* What is needed: Pick every line out of the entries below that holds the string "Exit", and report them.

App and web page records:
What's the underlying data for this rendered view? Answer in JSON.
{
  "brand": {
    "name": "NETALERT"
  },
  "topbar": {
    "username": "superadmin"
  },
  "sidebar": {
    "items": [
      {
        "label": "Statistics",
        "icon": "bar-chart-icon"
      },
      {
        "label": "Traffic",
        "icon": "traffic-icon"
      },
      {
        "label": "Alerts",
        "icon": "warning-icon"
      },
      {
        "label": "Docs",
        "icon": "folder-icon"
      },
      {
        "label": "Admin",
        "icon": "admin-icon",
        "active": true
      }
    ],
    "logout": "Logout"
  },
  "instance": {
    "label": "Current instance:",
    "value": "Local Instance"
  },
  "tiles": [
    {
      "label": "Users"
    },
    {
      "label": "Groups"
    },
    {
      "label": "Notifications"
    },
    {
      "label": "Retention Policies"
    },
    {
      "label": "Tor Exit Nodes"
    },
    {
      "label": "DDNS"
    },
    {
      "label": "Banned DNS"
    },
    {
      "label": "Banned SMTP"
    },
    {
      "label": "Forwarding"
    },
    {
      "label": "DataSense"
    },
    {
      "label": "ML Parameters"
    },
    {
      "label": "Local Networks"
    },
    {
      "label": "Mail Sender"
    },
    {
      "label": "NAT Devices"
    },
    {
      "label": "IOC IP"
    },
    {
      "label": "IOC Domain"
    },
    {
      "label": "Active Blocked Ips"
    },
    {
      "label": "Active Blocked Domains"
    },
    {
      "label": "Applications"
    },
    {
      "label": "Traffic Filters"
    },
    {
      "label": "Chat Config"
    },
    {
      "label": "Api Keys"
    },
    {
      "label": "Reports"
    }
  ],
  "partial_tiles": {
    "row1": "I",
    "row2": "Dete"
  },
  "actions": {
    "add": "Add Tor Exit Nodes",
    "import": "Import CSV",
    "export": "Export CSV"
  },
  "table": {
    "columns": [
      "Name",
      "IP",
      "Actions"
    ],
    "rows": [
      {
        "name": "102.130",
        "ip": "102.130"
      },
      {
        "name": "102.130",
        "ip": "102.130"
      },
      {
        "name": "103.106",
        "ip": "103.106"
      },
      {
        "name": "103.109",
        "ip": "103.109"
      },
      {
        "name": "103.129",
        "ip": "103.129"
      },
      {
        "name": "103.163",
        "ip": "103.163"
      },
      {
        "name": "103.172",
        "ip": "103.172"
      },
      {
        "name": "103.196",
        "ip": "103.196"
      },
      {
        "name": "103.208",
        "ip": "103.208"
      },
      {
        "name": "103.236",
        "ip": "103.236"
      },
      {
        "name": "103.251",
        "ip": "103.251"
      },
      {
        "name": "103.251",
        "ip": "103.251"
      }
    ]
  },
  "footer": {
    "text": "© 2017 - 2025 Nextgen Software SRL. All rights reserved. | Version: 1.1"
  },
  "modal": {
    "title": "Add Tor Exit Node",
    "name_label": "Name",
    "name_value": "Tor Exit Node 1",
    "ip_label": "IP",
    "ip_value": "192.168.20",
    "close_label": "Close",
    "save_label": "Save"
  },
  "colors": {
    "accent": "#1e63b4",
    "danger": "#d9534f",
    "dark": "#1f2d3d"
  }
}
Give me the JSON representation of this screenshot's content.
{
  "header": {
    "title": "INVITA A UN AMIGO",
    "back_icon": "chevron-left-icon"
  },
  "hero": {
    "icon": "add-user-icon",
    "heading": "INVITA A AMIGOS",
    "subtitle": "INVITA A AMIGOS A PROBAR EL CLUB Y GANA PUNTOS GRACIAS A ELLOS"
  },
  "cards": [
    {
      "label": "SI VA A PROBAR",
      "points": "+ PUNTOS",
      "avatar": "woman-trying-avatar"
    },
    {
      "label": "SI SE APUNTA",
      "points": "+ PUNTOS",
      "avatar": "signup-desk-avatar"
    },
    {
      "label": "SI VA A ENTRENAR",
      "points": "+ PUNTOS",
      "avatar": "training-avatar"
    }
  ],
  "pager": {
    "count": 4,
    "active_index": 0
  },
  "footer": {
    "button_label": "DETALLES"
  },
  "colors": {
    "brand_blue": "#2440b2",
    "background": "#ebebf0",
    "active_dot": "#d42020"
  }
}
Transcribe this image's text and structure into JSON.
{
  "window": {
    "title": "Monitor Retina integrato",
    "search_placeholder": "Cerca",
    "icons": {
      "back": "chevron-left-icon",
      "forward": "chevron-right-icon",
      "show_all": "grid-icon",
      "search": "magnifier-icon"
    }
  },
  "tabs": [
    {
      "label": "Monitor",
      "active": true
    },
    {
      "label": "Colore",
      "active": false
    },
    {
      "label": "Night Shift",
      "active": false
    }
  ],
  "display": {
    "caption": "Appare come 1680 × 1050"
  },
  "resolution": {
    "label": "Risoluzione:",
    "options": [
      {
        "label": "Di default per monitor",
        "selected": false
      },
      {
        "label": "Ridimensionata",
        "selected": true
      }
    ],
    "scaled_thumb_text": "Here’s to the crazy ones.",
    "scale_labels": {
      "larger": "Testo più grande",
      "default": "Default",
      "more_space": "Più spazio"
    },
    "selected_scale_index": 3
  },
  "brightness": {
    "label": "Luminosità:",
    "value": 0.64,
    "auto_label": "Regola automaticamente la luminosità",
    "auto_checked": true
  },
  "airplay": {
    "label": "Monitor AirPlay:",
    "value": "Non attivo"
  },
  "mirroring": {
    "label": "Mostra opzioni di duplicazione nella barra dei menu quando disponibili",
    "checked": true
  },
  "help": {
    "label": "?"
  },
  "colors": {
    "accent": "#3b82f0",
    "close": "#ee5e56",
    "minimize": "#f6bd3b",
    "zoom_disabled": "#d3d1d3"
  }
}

* The answer:
      "label": "Tor Exit Nodes"
    "add": "Add Tor Exit Nodes",
    "title": "Add Tor Exit Node",
    "name_value": "Tor Exit Node 1",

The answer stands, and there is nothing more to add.